Coast sees shifting trends in global travel
Is the Coast prepared for new trends in global travel? The answer, quite simply, is yes.¬
International visitors have distinct travel habits, and the Coast is uniquely poised to give them what they‚Äôre looking for. These are two clear takeaways OCVA‚Äôs Katera Woodbridge brought back from her globetrotting to international tradeshows this season.
As head of OCVA‚Äôs Global Sales and Marketing department, Woodbridge attended travel tradeshows in Australia, New Zealand, Canada, Germany and Anaheim, California this past year. At one-on-one meetings with tour operators, media outlets and travel agents, she learned a thing or two about how international visitors plan their vacations.¬ One revelation was that unlike U.S. citizens, consumers in other countries still rely heavily on travel agents to plan their vacations.¬
‚ÄúU.S. consumers have moved away from that, but in many overseas markets they still have storefronts in shopping malls and they are all really busy,‚ÄĚ she says. ‚ÄúThat was a surprise.‚ÄĚ
Potential travelers also might use the travel agency catalogs to get ideas to plan their own trips, she says. ‚ÄúFor us to get some coverage in those places is really important.‚ÄĚ
Woodbridge says international travelers to the U.S. are shifting from exploration of larger, well known cities like New York, Los Angeles and Miami to explore lesser-visited destinations. In particular, the growing popularity of a Seattle to San Francisco fly-drive trip leaves the Oregon Coast with a captive market.

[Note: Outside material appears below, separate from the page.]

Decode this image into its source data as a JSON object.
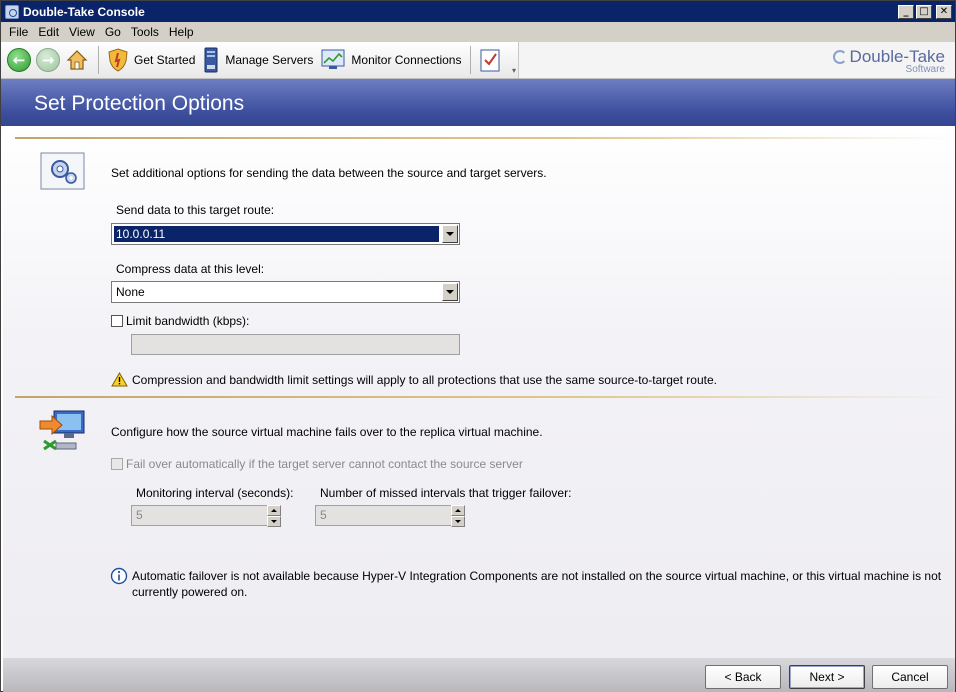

Since most Coast towns are strung together by rural US-101, international visitors can travel at a slow pace and pass directly through coastal towns.¬
¬ Additionally, the Coast is appealing to growing numbers of travelers who want to see something different. ‚ÄúIt‚Äôs this idea of ‚ÄėI want to see something other people aren‚Äôt seeing,‚Äô‚ÄĚ Woodbridge says. ‚ÄúThe Oregon Coast excels there because we offer the unexpected.‚ÄĚ¬
Woodbridge loves that her work helps her elevate the region‚Äôs one-of-a-kind shops, mom and pop restaurants and lesser known communities as she educates international industry leaders about the Coast.¬
‚ÄúI have the opportunity to help them build out itineraries. That helps smaller businesses because trip planners would otherwise just search on Google where small businesses might not have a big presence.‚ÄĚ
According to a recent report from Travel Oregon, visitors from Germany, Australia, New Zealand and Canada were among the top eight fly-drive countries to visit the Coast in 2017-18.¬ These same countries represented the top eight international visitors for small, medium, large and niche group tours.¬
Woodbridge has served in her position since September 2017. Her mission, she says, is not to encourage as many people as possible to visit whenever. Instead she tries to teach travel and tourism operators, media outlets and travel agents how international visitors can travel well in Oregon.
‚ÄúIt‚Äôs so much more about being an advocate and bringing people here the right way,‚ÄĚ she says.
‚ÄúWe try to sell the shoulder season as much as possible. There are amazing things about off-season: great fishing, cool events and uncrowded beaches.
Woodbridge is preparing to host two press trips with prolific writers from Australia. She helped guide the itinerary planning and will introduce guest writers to the South Coast and the Oregon Coast Trail.¬ ¬
Woodbridge praises Oregon‚Äôs tourism eco-system, which is made up of local businesses, land agency partners, Destination Marketing Organizations (DMO), Regional Destination Marketing Organizations (RDMO) and Travel Oregon in a collective effort to advocate for tourism, promote local economies and take care of our natural resources/landscape. Our recommendations: Play only on legal sites and check the license with the casino, we recommend 1x slots She encourages Coast businesses to stay in touch with their local DMOs about things like renovations, awards, anniversaries and local food sourcing
‚ÄúPeople forget because their business is their daily grind and they don‚Äôt always know they have really cool things. We like to tell those fun stories.‚ÄĚ
Those interested in learning more about the benefits international travelers bring and how to become engaged in this market can attend a Global Sales workshop at the People‚Äôs Coast Summit October 7-8.¬
‚ÄúWe‚Äôre having a good time talking about an amazing place.‚ÄĚ Woodbridge says.
Photo by Justin Myers